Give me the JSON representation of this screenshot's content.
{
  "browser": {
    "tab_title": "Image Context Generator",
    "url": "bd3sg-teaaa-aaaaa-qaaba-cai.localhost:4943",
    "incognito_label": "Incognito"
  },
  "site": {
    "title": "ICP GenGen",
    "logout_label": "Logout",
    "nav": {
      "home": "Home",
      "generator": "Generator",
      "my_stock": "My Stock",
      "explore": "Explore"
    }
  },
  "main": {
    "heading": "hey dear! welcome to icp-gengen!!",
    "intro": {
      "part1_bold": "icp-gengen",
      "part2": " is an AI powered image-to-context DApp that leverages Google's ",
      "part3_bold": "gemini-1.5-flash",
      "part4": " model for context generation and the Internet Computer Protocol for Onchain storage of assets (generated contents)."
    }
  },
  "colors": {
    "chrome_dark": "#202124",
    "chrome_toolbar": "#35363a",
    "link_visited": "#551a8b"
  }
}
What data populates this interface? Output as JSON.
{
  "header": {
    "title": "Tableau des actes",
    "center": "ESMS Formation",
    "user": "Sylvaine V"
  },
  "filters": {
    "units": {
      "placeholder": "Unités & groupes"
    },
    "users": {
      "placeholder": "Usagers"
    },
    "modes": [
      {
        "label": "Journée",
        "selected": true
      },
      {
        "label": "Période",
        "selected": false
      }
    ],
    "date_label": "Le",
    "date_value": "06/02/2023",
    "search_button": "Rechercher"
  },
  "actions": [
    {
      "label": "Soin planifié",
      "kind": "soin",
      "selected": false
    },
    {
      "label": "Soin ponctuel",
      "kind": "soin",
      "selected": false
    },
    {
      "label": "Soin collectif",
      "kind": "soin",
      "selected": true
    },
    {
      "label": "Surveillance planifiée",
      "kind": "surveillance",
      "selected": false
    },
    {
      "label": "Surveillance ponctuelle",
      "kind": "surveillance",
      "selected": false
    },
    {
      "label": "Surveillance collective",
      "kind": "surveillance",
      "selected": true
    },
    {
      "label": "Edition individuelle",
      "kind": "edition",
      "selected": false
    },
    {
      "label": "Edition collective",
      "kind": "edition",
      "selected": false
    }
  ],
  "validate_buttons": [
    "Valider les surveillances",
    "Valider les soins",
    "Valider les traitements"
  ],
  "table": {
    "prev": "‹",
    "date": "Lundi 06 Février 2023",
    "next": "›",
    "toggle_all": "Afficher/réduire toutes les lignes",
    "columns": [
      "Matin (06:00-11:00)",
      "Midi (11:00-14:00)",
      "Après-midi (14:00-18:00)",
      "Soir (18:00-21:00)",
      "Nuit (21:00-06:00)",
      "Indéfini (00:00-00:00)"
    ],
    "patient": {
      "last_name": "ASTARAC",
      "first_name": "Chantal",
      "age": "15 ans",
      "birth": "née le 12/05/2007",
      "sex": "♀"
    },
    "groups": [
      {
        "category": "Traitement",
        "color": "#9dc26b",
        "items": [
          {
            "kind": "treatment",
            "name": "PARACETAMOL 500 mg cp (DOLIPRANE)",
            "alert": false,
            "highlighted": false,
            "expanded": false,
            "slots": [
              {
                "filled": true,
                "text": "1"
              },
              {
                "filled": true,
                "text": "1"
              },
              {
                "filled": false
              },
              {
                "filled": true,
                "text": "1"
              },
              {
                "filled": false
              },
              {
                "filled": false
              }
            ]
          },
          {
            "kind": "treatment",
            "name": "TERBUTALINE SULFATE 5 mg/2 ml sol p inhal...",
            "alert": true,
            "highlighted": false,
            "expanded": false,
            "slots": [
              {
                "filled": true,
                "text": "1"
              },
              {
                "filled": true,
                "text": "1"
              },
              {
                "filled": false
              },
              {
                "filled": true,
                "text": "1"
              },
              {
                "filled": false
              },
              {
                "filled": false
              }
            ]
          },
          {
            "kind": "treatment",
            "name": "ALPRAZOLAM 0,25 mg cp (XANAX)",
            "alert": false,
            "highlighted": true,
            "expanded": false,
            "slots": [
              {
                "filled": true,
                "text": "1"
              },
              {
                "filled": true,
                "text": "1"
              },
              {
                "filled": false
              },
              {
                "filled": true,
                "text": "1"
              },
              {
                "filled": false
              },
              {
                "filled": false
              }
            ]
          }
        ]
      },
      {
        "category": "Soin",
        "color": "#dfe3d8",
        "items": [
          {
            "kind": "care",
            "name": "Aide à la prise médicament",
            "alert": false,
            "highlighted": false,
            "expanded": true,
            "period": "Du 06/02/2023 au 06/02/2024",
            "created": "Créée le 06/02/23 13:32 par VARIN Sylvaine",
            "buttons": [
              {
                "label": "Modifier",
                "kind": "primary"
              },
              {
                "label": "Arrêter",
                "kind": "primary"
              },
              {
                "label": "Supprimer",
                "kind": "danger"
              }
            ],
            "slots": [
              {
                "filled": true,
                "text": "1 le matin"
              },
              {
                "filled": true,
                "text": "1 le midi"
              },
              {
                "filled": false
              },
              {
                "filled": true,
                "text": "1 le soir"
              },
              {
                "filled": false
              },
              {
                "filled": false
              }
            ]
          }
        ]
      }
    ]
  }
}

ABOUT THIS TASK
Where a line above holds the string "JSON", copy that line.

RESULT BELOW
Give me the JSON representation of this screenshot's content.
What data populates this interface? Output as JSON.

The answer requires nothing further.